»»

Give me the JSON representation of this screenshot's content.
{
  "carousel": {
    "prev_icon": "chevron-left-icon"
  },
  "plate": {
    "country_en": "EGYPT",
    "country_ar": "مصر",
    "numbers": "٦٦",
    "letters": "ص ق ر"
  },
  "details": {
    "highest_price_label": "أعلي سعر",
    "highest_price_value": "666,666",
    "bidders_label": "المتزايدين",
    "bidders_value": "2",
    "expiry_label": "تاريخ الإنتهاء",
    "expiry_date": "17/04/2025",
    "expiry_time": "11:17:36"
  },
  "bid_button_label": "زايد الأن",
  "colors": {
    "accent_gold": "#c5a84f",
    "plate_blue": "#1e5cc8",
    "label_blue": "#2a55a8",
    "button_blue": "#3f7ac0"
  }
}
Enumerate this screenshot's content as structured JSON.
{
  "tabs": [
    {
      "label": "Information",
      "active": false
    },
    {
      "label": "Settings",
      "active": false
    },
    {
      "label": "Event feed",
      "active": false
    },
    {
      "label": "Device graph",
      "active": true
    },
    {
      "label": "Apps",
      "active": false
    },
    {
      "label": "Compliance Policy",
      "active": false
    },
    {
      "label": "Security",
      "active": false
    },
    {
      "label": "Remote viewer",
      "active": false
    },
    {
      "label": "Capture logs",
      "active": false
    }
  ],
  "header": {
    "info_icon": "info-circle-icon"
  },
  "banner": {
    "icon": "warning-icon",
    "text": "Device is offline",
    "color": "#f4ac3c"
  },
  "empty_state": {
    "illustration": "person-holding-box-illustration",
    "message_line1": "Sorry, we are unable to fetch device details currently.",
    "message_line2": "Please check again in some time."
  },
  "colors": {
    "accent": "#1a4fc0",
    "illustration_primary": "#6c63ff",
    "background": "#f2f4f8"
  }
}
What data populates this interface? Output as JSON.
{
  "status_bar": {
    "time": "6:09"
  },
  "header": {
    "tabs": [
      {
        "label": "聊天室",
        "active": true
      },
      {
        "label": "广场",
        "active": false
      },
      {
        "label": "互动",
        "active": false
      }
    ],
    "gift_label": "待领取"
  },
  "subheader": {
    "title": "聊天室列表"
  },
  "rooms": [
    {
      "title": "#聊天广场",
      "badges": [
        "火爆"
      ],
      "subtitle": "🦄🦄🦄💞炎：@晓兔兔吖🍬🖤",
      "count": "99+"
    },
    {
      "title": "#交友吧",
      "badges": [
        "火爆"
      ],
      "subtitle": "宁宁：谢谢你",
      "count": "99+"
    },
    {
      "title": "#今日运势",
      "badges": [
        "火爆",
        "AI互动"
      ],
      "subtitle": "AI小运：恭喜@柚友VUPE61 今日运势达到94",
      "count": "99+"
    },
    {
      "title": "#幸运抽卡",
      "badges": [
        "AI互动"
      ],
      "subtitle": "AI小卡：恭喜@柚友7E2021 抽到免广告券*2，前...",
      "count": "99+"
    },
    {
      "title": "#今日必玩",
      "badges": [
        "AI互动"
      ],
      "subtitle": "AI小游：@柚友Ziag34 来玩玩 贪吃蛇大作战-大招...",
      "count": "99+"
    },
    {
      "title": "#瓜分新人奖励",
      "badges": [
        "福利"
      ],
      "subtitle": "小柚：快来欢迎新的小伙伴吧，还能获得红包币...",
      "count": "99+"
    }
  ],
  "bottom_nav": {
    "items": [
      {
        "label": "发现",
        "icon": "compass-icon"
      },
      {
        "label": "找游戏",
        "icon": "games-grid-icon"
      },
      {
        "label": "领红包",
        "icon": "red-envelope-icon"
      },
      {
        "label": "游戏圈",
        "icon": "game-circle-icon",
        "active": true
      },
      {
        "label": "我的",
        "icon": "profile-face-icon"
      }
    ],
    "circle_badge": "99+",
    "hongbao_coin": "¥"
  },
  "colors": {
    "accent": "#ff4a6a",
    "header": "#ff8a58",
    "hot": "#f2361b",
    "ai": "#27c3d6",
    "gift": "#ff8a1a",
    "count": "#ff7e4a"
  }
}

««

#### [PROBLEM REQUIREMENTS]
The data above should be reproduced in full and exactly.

#### [RESULT FOR THIS EXERCISE]
Give me the JSON representation of this screenshot's content.
{
  "carousel": {
    "prev_icon": "chevron-left-icon"
  },
  "plate": {
    "country_en": "EGYPT",
    "country_ar": "مصر",
    "numbers": "٦٦",
    "letters": "ص ق ر"
  },
  "details": {
    "highest_price_label": "أعلي سعر",
    "highest_price_value": "666,666",
    "bidders_label": "المتزايدين",
    "bidders_value": "2",
    "expiry_label": "تاريخ الإنتهاء",
    "expiry_date": "17/04/2025",
    "expiry_time": "11:17:36"
  },
  "bid_button_label": "زايد الأن",
  "colors": {
    "accent_gold": "#c5a84f",
    "plate_blue": "#1e5cc8",
    "label_blue": "#2a55a8",
    "button_blue": "#3f7ac0"
  }
}
Enumerate this screenshot's content as structured JSON.
{
  "tabs": [
    {
      "label": "Information",
      "active": false
    },
    {
      "label": "Settings",
      "active": false
    },
    {
      "label": "Event feed",
      "active": false
    },
    {
      "label": "Device graph",
      "active": true
    },
    {
      "label": "Apps",
      "active": false
    },
    {
      "label": "Compliance Policy",
      "active": false
    },
    {
      "label": "Security",
      "active": false
    },
    {
      "label": "Remote viewer",
      "active": false
    },
    {
      "label": "Capture logs",
      "active": false
    }
  ],
  "header": {
    "info_icon": "info-circle-icon"
  },
  "banner": {
    "icon": "warning-icon",
    "text": "Device is offline",
    "color": "#f4ac3c"
  },
  "empty_state": {
    "illustration": "person-holding-box-illustration",
    "message_line1": "Sorry, we are unable to fetch device details currently.",
    "message_line2": "Please check again in some time."
  },
  "colors": {
    "accent": "#1a4fc0",
    "illustration_primary": "#6c63ff",
    "background": "#f2f4f8"
  }
}
What data populates this interface? Output as JSON.
{
  "status_bar": {
    "time": "6:09"
  },
  "header": {
    "tabs": [
      {
        "label": "聊天室",
        "active": true
      },
      {
        "label": "广场",
        "active": false
      },
      {
        "label": "互动",
        "active": false
      }
    ],
    "gift_label": "待领取"
  },
  "subheader": {
    "title": "聊天室列表"
  },
  "rooms": [
    {
      "title": "#聊天广场",
      "badges": [
        "火爆"
      ],
      "subtitle": "🦄🦄🦄💞炎：@晓兔兔吖🍬🖤",
      "count": "99+"
    },
    {
      "title": "#交友吧",
      "badges": [
        "火爆"
      ],
      "subtitle": "宁宁：谢谢你",
      "count": "99+"
    },
    {
      "title": "#今日运势",
      "badges": [
        "火爆",
        "AI互动"
      ],
      "subtitle": "AI小运：恭喜@柚友VUPE61 今日运势达到94",
      "count": "99+"
    },
    {
      "title": "#幸运抽卡",
      "badges": [
        "AI互动"
      ],
      "subtitle": "AI小卡：恭喜@柚友7E2021 抽到免广告券*2，前...",
      "count": "99+"
    },
    {
      "title": "#今日必玩",
      "badges": [
        "AI互动"
      ],
      "subtitle": "AI小游：@柚友Ziag34 来玩玩 贪吃蛇大作战-大招...",
      "count": "99+"
    },
    {
      "title": "#瓜分新人奖励",
      "badges": [
        "福利"
      ],
      "subtitle": "小柚：快来欢迎新的小伙伴吧，还能获得红包币...",
      "count": "99+"
    }
  ],
  "bottom_nav": {
    "items": [
      {
        "label": "发现",
        "icon": "compass-icon"
      },
      {
        "label": "找游戏",
        "icon": "games-grid-icon"
      },
      {
        "label": "领红包",
        "icon": "red-envelope-icon"
      },
      {
        "label": "游戏圈",
        "icon": "game-circle-icon",
        "active": true
      },
      {
        "label": "我的",
        "icon": "profile-face-icon"
      }
    ],
    "circle_badge": "99+",
    "hongbao_coin": "¥"
  },
  "colors": {
    "accent": "#ff4a6a",
    "header": "#ff8a58",
    "hot": "#f2361b",
    "ai": "#27c3d6",
    "gift": "#ff8a1a",
    "count": "#ff7e4a"
  }
}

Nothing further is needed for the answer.